*CONTENT WARNING: This article contains mentions of teenage suicidality.*
PROVO (ABC4) – Algorithm can be a scary word, as Brigham Young University computer science professor Quinn Snell admits.
The term, which has since reached a commonplace status in the modern-day lexicon, can conjure up imaginings of intrusive data analysis by artificial intelligence-led supercomputers that can understand human nature better than we as a species understand ourselves.
Snell acknowledges that the expression can be a scary one for many, but when used properly, algorithms can be used to create impactful and positive change in human society.
“When we say algorithm it can throw people off and make people nervous with artificial intelligence and all the hype surrounding that. But what we’re really talking about is, the data is telling us a story,” Quinn explains to ABC4.com. “And we’re just trying to figure out what that story is, and all the program does is try to figure out what that story is.”
The story that Snell and his university cohorts, Associate Dean of the College of Life Sciences Michael Barnes and Public Health professor Carl Hanson, are finding from the data on their latest research involving the use of computer learning; what are the key predictors of suicidal thoughts and behavior among adolescents.
Using a massive amount of data, including surveys from nearly 180,000 Utah junior high and high school students that consisted of 300-plus questions and included 8,000-plus bits of demographic details, the trio, along with help from Johns Hopkins and Harvard researchers, found an algorithm that could predict harmful thoughts and behavior with a stunning 91% accuracy rate.
Hanson feels the findings could and should make a major difference in potential measures and changes to public health that may ultimately be lifesaving.
“We feel there were certain things in our particular analysis that percolated to the top as most important risk factors for suicidal thought and behavior,” Hanson says, noting that suicide is the second leading cause of death for American adolescents. “And it’s those important things that we believe if addressed, could begin to address the ultimate problem of suicide in our communities with adolescents.”
Using the data, the team was able to nail down which risk factors were most impactful and predictable for suicidal thoughts and behavior. The factors could be boiled down into two broad ‘piles’ of interactions for young people; the connections between peers and the connections at home.
While two of the main risk factors that predicted harmful behavior with the highest measure of accuracy were arguments at home and being bullied at school, the most predictable factor of self-harming thoughts or behavior was online harassment or bullying.
Although the researchers were already aware of how dangerous those three environments could be, they were surprised at how severe and predictable online bullying, in-person bullying, and an argumentative home life would be in causing a teenager to consider or act by desperate measures.
“I think we’ve known for a long time, that there are negatives to the online world,” Barnes states. “And obviously, there are positives and there are some good things that are part of that but the ugly side comes out in moments like this. Our results definitely show kind of a glass half empty approach to the online world.”
It goes to show that relationship health, whether online, as many young people experience through social media and other platforms, maybe as important to a person’s overall well-being as any other aspect of health. Barnes imagines a future where data that illustrates that importance leads to an evolution in what healthcare can look like in the future.
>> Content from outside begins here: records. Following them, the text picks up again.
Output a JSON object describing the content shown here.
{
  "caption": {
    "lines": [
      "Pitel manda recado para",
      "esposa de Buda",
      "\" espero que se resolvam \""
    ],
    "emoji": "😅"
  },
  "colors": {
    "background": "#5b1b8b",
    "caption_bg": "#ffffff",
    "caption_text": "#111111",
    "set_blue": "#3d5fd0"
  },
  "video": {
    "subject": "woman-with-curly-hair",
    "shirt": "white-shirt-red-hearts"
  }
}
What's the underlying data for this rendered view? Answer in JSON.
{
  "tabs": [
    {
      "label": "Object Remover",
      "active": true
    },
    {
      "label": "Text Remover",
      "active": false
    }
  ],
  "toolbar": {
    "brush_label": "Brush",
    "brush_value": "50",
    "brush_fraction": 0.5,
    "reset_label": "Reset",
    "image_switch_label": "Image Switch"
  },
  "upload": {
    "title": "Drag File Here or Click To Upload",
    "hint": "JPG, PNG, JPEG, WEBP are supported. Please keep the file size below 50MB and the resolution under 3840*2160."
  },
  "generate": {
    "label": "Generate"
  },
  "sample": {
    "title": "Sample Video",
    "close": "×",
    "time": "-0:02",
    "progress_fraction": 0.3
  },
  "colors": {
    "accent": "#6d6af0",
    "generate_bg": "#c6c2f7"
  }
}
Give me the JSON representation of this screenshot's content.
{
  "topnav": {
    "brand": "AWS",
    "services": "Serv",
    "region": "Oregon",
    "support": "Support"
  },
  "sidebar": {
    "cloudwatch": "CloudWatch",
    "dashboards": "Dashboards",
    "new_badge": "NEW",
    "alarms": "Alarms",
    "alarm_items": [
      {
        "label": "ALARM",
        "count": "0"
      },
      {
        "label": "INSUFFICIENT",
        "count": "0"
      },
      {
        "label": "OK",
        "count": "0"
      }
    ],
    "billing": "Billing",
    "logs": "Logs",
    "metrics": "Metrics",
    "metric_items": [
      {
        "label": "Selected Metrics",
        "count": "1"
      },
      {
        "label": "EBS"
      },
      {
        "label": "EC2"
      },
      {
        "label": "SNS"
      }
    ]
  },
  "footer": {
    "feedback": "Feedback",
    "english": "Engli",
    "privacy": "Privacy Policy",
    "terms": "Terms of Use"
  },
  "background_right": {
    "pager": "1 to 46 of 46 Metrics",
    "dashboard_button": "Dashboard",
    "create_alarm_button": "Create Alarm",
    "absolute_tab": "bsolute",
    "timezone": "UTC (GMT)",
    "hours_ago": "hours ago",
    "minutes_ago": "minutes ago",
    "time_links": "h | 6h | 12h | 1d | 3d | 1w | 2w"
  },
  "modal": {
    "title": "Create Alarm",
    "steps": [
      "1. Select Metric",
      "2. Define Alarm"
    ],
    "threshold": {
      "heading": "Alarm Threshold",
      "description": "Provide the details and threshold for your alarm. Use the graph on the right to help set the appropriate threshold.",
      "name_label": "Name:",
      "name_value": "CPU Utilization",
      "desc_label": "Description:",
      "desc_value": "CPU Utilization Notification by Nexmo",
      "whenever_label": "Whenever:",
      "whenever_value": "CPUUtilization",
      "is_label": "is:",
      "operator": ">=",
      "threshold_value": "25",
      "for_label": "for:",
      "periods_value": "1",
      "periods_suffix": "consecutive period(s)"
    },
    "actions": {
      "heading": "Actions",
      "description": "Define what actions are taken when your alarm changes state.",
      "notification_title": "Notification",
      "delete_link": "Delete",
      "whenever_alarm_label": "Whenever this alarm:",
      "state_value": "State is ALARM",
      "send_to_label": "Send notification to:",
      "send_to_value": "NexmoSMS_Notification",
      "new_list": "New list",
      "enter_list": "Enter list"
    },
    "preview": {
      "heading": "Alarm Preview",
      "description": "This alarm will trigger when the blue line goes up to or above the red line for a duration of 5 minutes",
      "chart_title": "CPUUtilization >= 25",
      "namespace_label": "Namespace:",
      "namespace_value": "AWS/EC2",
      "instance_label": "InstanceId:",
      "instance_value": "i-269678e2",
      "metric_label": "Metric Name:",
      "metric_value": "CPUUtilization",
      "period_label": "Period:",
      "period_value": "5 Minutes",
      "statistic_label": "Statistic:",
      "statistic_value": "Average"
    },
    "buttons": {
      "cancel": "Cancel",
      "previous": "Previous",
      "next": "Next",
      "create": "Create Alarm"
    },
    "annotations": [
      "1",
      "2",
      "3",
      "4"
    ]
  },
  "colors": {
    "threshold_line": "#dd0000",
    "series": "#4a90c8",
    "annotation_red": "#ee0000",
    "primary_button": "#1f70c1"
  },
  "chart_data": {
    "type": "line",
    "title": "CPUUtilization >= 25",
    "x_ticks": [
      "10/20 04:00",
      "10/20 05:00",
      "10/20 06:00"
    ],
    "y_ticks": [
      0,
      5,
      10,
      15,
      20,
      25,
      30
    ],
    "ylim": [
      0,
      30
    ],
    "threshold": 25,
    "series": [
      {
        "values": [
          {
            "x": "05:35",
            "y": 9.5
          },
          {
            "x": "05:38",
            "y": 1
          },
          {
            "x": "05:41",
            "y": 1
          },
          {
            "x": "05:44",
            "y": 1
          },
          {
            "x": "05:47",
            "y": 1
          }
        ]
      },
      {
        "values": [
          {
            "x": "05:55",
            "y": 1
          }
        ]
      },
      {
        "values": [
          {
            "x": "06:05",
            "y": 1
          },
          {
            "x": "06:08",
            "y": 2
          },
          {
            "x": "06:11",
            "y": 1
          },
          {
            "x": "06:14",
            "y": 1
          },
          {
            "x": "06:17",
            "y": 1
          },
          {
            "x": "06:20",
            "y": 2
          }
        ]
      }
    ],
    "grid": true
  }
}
“What would a health clinic look like if our focus is on relationships, and not just physiology? It is as important as, not just the food we eat, but the people that we have a chance to be able to enjoy food with,” he projects.
And even though technology may have opened the door to a major problem in the form of online harassment, innovations such as the computer science that found the algorithm may also lead a path to the solution. The convergence of public health, life sciences, and computer learning technologies such as the research that BYU has published relating to adolescent suicide prevention illustrate how different disciplines can work in harmony to create real-world solutions.
Computer science may have a large impact on a better understanding of how to heal and treat the humans living behind the screens and keyboards.
“We’d like to continue working with this data, not just on this, but also looking at other things with this data,” Snell says. “Computational health sciences is our focus those which is looking at ways that the computer science and data analysis can affect our public health.”
If you are contemplating suicide, help is available. The National Suicide Prevention Lifeline is available 24/7 at 1-800-273-8255 or online at suicidepreventionlifeline.org.